Beborn Beton produce melodic, often melancholy, synthpop. The lyrics are sometimes in German, but usually in English. Subject matter ranges from the usual mundanities of love through to little lost robots, American patrotism, suicide and bloodsucking. There's a different but not too dissimilar cover of The Human League's Being Boiled out there, as well. If you're into synths, maybe VNV Nation, Depeche Modeor De/Vision, then Beborn Beton's music is all good stuff, with plenty of synth bass, pulsing melodies and a hint of industrial or future pop every now and then. Their debut album, Tybalt, actually appeared almost three years after the band's formation. Consequently, the album is more of a compilation than a cohesive work, featuring the best tracks from the band's first three years. Well-received in the electronic music scene, the 5-track single Twisted was released, and a follow-up album, Concrete Ground affirmed Beborn Beton's synthpop direction. A change of record label and Nightfall was released. In many ways, this was Beborn Beton's 'break-through' album, producing the club-friendly track Im Innern Einer Frau and achieving some measure of commercial success in America as well as Europe. The single Another World, a deceptively cheerful-sounding song about suicide, received considerable airplay in Europe and continues to enjoy popularity in synthpop and industrial nightclubs across Europe and the United States.

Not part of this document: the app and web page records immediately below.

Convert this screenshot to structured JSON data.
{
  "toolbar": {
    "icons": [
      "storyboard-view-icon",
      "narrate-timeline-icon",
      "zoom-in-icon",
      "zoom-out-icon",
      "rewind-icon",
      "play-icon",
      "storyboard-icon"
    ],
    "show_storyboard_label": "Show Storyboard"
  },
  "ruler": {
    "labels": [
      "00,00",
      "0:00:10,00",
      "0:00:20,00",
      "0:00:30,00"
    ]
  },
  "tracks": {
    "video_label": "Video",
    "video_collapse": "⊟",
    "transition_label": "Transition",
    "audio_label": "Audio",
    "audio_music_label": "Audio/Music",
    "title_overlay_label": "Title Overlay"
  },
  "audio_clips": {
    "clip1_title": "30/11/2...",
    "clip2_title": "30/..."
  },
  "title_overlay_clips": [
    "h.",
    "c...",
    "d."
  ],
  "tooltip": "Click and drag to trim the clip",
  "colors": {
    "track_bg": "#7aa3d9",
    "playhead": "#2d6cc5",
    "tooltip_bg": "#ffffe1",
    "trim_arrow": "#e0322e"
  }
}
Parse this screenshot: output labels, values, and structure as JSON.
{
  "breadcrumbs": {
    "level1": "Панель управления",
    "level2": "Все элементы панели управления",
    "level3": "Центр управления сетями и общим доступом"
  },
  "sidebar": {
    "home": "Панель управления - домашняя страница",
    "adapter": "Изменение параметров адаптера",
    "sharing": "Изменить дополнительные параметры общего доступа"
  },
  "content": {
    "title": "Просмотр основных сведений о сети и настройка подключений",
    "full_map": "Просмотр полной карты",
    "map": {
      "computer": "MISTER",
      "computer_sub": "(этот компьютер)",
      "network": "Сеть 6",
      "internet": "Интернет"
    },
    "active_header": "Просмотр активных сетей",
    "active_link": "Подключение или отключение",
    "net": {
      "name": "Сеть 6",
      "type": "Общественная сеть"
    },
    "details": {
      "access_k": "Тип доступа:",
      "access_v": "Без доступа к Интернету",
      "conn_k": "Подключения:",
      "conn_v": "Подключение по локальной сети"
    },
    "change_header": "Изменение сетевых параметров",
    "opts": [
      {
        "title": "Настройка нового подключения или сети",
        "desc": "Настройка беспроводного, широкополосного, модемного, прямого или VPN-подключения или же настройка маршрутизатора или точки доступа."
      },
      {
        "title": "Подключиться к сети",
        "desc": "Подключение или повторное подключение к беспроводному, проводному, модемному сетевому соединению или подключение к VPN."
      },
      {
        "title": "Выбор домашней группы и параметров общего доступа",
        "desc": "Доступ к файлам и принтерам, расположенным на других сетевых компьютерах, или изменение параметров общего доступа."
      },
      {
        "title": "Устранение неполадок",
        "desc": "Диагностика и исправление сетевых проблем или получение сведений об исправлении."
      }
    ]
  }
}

More label changes followed, accompanied by a slew of re-releases. A new album, Fake, with associated single Poison was released in 1999, following which Beborn Beton has gently slipped into a cycle of re-record, re-mix and re-release; the final two albums on their discography are both Best Of compilations with a number of remixed or re-recorded classic tracks included. A period during which the band appeared to be pouring their creative energy into plenty of touring and playing live followed the greatest-hits-lull, and since then... nothing.

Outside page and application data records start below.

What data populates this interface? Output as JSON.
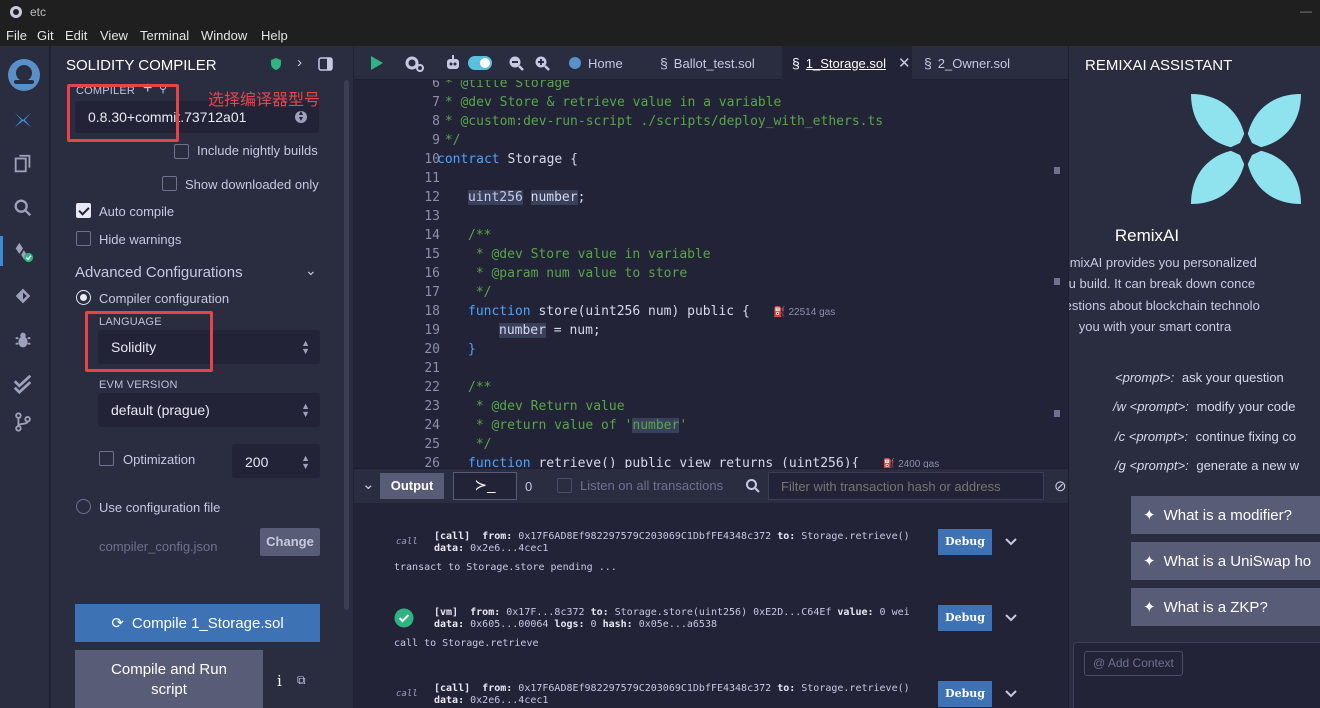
{
  "window": {
    "title": "etc"
  },
  "menu": [
    "File",
    "Git",
    "Edit",
    "View",
    "Terminal",
    "Window",
    "Help"
  ],
  "rail_icons": [
    "remix-logo-icon",
    "remixai-icon",
    "file-explorer-icon",
    "search-icon",
    "solidity-compiler-icon",
    "deploy-icon",
    "debugger-icon",
    "test-icon",
    "git-icon"
  ],
  "compiler": {
    "title": "SOLIDITY COMPILER",
    "compiler_caption": "COMPILER",
    "compiler_value": "0.8.30+commit.73712a01",
    "include_nightly": "Include nightly builds",
    "show_downloaded": "Show downloaded only",
    "auto_compile": "Auto compile",
    "hide_warnings": "Hide warnings",
    "advanced": "Advanced Configurations",
    "compiler_configuration": "Compiler configuration",
    "language_caption": "LANGUAGE",
    "language_value": "Solidity",
    "evm_caption": "EVM VERSION",
    "evm_value": "default (prague)",
    "optimization": "Optimization",
    "optimization_runs": "200",
    "use_config_file": "Use configuration file",
    "config_file": "compiler_config.json",
    "change": "Change",
    "compile_button": "Compile 1_Storage.sol",
    "compile_run_line1": "Compile and Run",
    "compile_run_line2": "script"
  },
  "annotation": "选择编译器型号",
  "tabs": {
    "home": "Home",
    "ballot": "Ballot_test.sol",
    "storage": "1_Storage.sol",
    "owner": "2_Owner.sol"
  },
  "code": {
    "line_numbers": [
      "6",
      "7",
      "8",
      "9",
      "10",
      "11",
      "12",
      "13",
      "14",
      "15",
      "16",
      "17",
      "18",
      "19",
      "20",
      "21",
      "22",
      "23",
      "24",
      "25",
      "26"
    ],
    "l6": " * @title Storage",
    "l7": " * @dev Store & retrieve value in a variable",
    "l8": " * @custom:dev-run-script ./scripts/deploy_with_ethers.ts",
    "l9": " */",
    "l10_kw": "contract",
    "l10_rest": " Storage {",
    "l12_type": "uint256",
    "l12_var": "number",
    "l12_end": ";",
    "l14": "/**",
    "l15": " * @dev Store value in variable",
    "l16": " * @param num value to store",
    "l17": " */",
    "l18_kw": "function",
    "l18_rest": " store(uint256 num) public {",
    "l18_gas": "22514 gas",
    "l19_var": "number",
    "l19_rest": " = num;",
    "l20": "}",
    "l22": "/**",
    "l23": " * @dev Return value",
    "l24_pre": " * @return value of '",
    "l24_var": "number",
    "l24_post": "'",
    "l25": " */",
    "l26_kw": "function",
    "l26_rest": " retrieve() public view returns (uint256){",
    "l26_gas": "2400 gas"
  },
  "terminal": {
    "output_label": "Output",
    "count": "0",
    "listen_label": "Listen on all transactions",
    "filter_placeholder": "Filter with transaction hash or address",
    "call1_tag": "call",
    "call1_line1_a": "[call]",
    "call1_line1_b": "from:",
    "call1_line1_c": " 0x17F6AD8Ef982297579C203069C1DbfFE4348c372 ",
    "call1_line1_d": "to:",
    "call1_line1_e": " Storage.retrieve()",
    "call1_line2_a": "data:",
    "call1_line2_b": " 0x2e6...4cec1",
    "pending": "transact to Storage.store pending ...",
    "vm_line1_a": "[vm]",
    "vm_line1_b": "from:",
    "vm_line1_c": " 0x17F...8c372 ",
    "vm_line1_d": "to:",
    "vm_line1_e": " Storage.store(uint256) 0xE2D...C64Ef ",
    "vm_line1_f": "value:",
    "vm_line1_g": " 0 wei",
    "vm_line2_a": "data:",
    "vm_line2_b": " 0x605...00064 ",
    "vm_line2_c": "logs:",
    "vm_line2_d": " 0 ",
    "vm_line2_e": "hash:",
    "vm_line2_f": " 0x05e...a6538",
    "call_retrieve": "call to Storage.retrieve",
    "debug": "Debug"
  },
  "ai": {
    "title": "REMIXAI ASSISTANT",
    "name": "RemixAI",
    "desc1": "RemixAI provides you personalized",
    "desc2": "you build. It can break down conce",
    "desc3": "questions about blockchain technolo",
    "desc4": "you with your smart contra",
    "p1_cmd": "<prompt>:",
    "p1_text": "ask your question",
    "p2_cmd": "/w <prompt>:",
    "p2_text": "modify your code",
    "p3_cmd": "/c <prompt>:",
    "p3_text": "continue fixing co",
    "p4_cmd": "/g <prompt>:",
    "p4_text": "generate a new w",
    "q1": "What is a modifier?",
    "q2": "What is a UniSwap ho",
    "q3": "What is a ZKP?",
    "add_context": "@ Add Context"
  },
  "colors": {
    "accent": "#3d73b5",
    "annotation": "#e8434b",
    "success": "#2fb380",
    "ai_logo": "#8fe3ee"
  }
}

So far.

Remixes:

Beborn Beton have also remixed a number of other artists' work. Their remixes usually remain true to the original song, but with a classic Beborn Beton feel. Their version of Apoptgyma Berzerk's Kathy's Song, for example, combines clean synthpop basslines with the original vocals and a classic DX7 bell sound to great effect.

Apoptygma Berzerk - Kathy's Song
Camouflage - I Can't Feel You
Claire Voyant - Majesty
Clan of Xymox - Something Wrong
Cleen - The Voice
De/Vision - Your Hands On My Skin
Funker Vogt - Under Deck
Infam - Limbo
In Strict Confidence - Seven Lives
Wolfsheim - Approaching Lightspeed

Releases:

Tybalt (1993) (Single release: Twisted)
Concrete Ground(1994)
Nightfall (1996)
Tybalt Re-release (1997)
Truth (1997) (Single release: Another World)
Concrete Ground Re-release (1998)
Fake (1999) (Single release: Poison)
Rückkehr zum Eisplaneten (2000)
Tales From Another World (2002)